As we reported earlier this week, the Canadian dollar has reached the pinnacle of its ascent towards parity with the American greenback. Perhaps, it hasn’t yet finished its climb in value. As a result, Canadians are naturally seeking deals south of the border considering that the loonie now carries more weight in the United States.
Canadian retailers, however, are fighting back in an effort to not lose precious sales to their American competitors. As QMI Agency’s Sharon Singleton reports, they “are beginning to act to cut prices to stop shoppers rushing south of the border for bargains as the loonie rises.”
Sears Canada, in particular, will be fighting the good fight to retain their customers by re-introducing “Sears Day” tomorrow featuring the “best of the season pricing”. The company released the following statement: “While much is being reported about prices across the border, Sears Canada emphasizes the great value Canadians can get right here at home especially considering the typical cross-border shopping experience.”
This past Tuesday, the Synergy Merchant Services Blog also mentioned that luxury carmaker Porsche would also be slashing prices to attract customers while the loonie is strong. Singleton also reports that clothing company, Brooks Brothers will be cutting prices in its Canadian stores by 15% for the duration of the loonie’s current value status.
Claudio Del Vecchio, chairman and CEO, Brooks Brothers had this to offer: “For some time, Canadians have questioned why the U.S. and Canadian dollar exchange rate has not been reflected in Canadian retail pricing. With the Canadian and US dollars approaching parity, cross-border shopping is at a ten year high for apparel.”

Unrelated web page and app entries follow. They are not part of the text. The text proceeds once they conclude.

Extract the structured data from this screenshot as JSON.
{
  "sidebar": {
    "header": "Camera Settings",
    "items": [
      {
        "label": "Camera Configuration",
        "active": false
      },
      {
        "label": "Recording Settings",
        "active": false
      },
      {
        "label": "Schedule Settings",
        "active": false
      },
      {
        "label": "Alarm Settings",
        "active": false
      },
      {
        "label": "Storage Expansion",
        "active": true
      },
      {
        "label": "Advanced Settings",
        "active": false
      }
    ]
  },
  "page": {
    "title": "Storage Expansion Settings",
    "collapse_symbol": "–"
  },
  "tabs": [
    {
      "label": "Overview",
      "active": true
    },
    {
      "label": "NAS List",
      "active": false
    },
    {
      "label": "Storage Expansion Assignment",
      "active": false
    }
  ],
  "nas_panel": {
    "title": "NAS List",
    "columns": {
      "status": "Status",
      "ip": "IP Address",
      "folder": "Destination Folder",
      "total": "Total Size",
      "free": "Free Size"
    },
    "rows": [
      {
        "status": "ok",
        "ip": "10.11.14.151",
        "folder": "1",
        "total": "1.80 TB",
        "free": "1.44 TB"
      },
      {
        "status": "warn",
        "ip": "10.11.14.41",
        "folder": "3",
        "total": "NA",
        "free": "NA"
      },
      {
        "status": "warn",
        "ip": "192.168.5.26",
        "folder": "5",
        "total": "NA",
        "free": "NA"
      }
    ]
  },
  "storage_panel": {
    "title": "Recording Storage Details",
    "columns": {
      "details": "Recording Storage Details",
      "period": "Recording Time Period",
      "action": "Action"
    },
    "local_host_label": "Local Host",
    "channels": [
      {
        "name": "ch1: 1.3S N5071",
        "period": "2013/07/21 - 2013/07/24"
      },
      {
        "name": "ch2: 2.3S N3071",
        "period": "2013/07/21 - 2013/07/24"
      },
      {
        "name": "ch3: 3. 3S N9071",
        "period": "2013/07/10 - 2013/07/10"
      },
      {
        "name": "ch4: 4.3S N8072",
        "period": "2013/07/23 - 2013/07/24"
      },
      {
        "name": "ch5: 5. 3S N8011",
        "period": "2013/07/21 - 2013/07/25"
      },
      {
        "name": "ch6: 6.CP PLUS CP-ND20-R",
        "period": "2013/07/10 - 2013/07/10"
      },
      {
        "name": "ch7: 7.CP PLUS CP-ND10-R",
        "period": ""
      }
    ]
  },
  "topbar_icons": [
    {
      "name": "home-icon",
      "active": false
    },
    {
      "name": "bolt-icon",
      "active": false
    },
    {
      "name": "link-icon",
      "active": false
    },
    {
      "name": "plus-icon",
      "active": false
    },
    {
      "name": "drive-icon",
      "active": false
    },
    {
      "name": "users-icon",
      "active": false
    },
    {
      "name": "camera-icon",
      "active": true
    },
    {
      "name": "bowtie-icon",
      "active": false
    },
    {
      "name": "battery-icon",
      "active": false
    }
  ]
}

Turns out that, as expected, that Canadian shoppers will be the first to benefit from the stronger Canadian dollar. Economists are estimating that the loonie hitting parity with the greenback this week is not a short-term deal. Chances are that based on the strength of the Canadian economy and its quick rise from the impact of the recession, the nation’s money will remain as strong as U.S. currency for quite some time.
Singleton notes that the last time the loonie hit parity with the U.S. single, many Canadian retailers failed to reduce their prices, even though the cost to import the goods had decreased.
Explains BMO Capital Markets Economist Sal Guatieri: “What’s different this time around is the dollar is strong against a broad range of currencies, including the pound and the euro, which means that things we import should be cheaper. Retailers should be passing on the affects of these cost savings.”
Savvy Canadian shoppers, however, will look for the right bargain, and if it’s across the border, so be it. Singleton reminds us that it may take some time for Canada’s retailers to adjust their pricing, especially if the inventory was purchased when the dollar was weaker. We are certain that many will go out to seek those deals, putting their strong loonies to good use.